But what if an injury, illness, health condition, disability, and even just plain aging makes it difficult so that you can stay energetic? In these cases, adaptive games can lend a much-needed helping hand.

What are adaptive games?

Adapted sports are competitive or recreational sports or activities for individuals with disabilities or physical limitations. They often run parallel to traditional efforts, but are modified to support people's specific physical abilities.

Why is it essential to be energetic?

Not exercising usually enough increases the danger of heart disease, stroke, obesity, diabetes and cancer. It also affects mood. And individuals with disabilities are particularly vulnerable to the challenges of staying energetic, says Dr. Blewett. “Adaptive sports are a way for us to continue exercising regularly and advance our health and fitness.”

Research backs this up. According to a study, people participating in adaptive sports and activities report Better overall health, quality of life, and social life.
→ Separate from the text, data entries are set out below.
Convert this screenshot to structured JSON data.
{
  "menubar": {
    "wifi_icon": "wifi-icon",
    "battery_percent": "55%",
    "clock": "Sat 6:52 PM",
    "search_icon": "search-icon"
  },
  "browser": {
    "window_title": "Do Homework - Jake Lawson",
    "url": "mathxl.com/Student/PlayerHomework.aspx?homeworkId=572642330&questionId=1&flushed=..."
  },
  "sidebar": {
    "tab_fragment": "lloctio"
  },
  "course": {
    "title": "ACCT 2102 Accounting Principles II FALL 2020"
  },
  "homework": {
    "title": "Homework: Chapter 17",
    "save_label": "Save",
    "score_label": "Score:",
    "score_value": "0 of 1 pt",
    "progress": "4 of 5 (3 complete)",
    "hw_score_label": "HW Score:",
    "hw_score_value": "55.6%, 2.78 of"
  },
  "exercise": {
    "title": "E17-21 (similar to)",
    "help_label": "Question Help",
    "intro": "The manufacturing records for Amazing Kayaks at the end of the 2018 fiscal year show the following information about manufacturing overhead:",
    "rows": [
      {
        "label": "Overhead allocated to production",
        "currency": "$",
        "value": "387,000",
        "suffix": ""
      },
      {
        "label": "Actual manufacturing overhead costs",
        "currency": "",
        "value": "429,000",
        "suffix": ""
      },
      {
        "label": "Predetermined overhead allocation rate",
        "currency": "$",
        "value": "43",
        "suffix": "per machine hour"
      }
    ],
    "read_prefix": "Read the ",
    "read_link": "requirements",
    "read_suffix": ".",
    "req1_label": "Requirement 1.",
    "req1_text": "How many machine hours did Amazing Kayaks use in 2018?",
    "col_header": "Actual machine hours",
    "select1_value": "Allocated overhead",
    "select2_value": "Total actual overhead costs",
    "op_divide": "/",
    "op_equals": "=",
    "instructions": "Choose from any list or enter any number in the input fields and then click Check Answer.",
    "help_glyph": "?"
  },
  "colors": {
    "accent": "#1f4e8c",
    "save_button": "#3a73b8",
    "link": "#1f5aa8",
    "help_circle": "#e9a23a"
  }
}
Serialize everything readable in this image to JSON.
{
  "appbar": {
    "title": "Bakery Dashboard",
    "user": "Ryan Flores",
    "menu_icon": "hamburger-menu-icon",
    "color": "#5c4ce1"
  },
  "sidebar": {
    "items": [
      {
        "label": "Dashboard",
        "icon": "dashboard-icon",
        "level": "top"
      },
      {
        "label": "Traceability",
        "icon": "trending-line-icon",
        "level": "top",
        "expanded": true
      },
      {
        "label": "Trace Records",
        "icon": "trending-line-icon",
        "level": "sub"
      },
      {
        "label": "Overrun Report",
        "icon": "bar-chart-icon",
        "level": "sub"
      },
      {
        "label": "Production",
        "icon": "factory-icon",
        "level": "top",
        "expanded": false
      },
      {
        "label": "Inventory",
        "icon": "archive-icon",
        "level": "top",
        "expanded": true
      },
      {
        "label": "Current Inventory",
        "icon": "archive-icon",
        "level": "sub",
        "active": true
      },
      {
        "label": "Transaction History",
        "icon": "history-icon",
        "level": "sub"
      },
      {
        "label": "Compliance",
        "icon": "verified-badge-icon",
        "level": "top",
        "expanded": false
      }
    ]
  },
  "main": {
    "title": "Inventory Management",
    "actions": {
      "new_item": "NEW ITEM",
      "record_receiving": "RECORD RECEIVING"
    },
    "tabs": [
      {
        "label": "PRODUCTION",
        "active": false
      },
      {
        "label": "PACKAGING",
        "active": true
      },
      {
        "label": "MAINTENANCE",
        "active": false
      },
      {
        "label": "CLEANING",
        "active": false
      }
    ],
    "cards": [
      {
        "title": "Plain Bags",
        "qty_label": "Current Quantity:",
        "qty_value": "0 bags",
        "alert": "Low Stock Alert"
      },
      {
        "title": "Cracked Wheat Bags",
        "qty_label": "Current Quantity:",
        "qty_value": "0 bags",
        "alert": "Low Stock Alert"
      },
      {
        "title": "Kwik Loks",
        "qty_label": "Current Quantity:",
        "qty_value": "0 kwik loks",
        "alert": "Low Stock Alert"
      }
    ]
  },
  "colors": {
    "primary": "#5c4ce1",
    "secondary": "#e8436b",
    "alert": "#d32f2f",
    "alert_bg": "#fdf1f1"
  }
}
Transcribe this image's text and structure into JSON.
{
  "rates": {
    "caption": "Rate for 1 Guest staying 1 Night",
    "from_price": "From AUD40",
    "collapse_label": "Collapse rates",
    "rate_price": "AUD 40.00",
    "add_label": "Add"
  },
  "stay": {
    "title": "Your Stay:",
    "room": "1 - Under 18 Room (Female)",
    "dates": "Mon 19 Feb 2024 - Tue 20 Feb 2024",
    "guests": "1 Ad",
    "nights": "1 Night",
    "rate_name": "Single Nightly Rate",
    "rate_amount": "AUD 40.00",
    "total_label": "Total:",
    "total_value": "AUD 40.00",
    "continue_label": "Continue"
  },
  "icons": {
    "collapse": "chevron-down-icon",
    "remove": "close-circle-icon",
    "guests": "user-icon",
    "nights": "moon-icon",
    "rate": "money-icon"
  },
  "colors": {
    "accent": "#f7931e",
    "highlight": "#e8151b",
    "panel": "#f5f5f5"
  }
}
How are you able to study adaptive activity options near you?

You can find state and native sports programs and accessible activities through their web sites. National Center for Health, Physical Activity and Disability. And Challenged Athletes Foundation. “These programs can also help you find the mentors, coaches, and support systems you need to succeed,” says Dr. Blewett.

The form of sport or activity you select is dependent upon your interests and performance level, but there are various options available.

Build on strengths and consider recent activities.

Dr. Blewett shares other strategies that may assist you to transition into adaptive activities.

View your current workout form. “Almost any sport or activity can be adjusted to accommodate people with disabilities, so there's a good chance you can continue to do what you love,” says Dr. Blewett.

For example, as a part of her ongoing therapy, former Arizona representative Gabby Giffords, an avid cyclist who lives with a traumatic brain injury after an assassination attempt, now has paralysis on her right side and balance problems. is riding a motorcycle that's stopped because of (A recumbent bike is a three-wheeled bicycle that places the rider in a seated or reclining position.)

Other sports and activities might be modified in the identical way. For example, certain golf carts can assist you to get up and stabilize your body while swinging the club. Sledge hockey uses sledges to skate across the ice.

Focus in your strengths. Don't deal with what you'll be able to't do, deal with what you'll be able to do. Walking is not any longer an option? How about power walking using walking poles for support? Can't use your legs? Focus on upper body activities like swimming or kayaking. Low vision? Guides can be found to assist you to walk, run and cycle.

Join a team. Many adaptive sports have organized team leagues with adjusted rules and formats, akin to wheelchair basketball and tennis, and “beep” baseball and kickball for the visually impaired. “It's a great way to raise awareness of your new endeavor and build a community with other peers with similar disabilities,” says Dr. Blewett. “Plus, a little competition provides extra motivation.”

Try something recent. Use your recent energetic status as a chance to try a distinct sport or activity. “Test the waters and try something you've always been interested in,” says Dr. Blewett. “Now may be a great time to go water skiing, windsurfing, horseback riding, or rock wall climbing.”

Adapting to adaptive sports and activities might be mentally and emotionally difficult, as it may well feel like your disability is exacerbated. But don't let that discourage you, says Dr. Blewett. “Committing to being active and investing in your health can help reduce and eliminate any negative stigma you may feel. Participating in adaptive sports is not less of a way of life, but There is a way to live a better life.”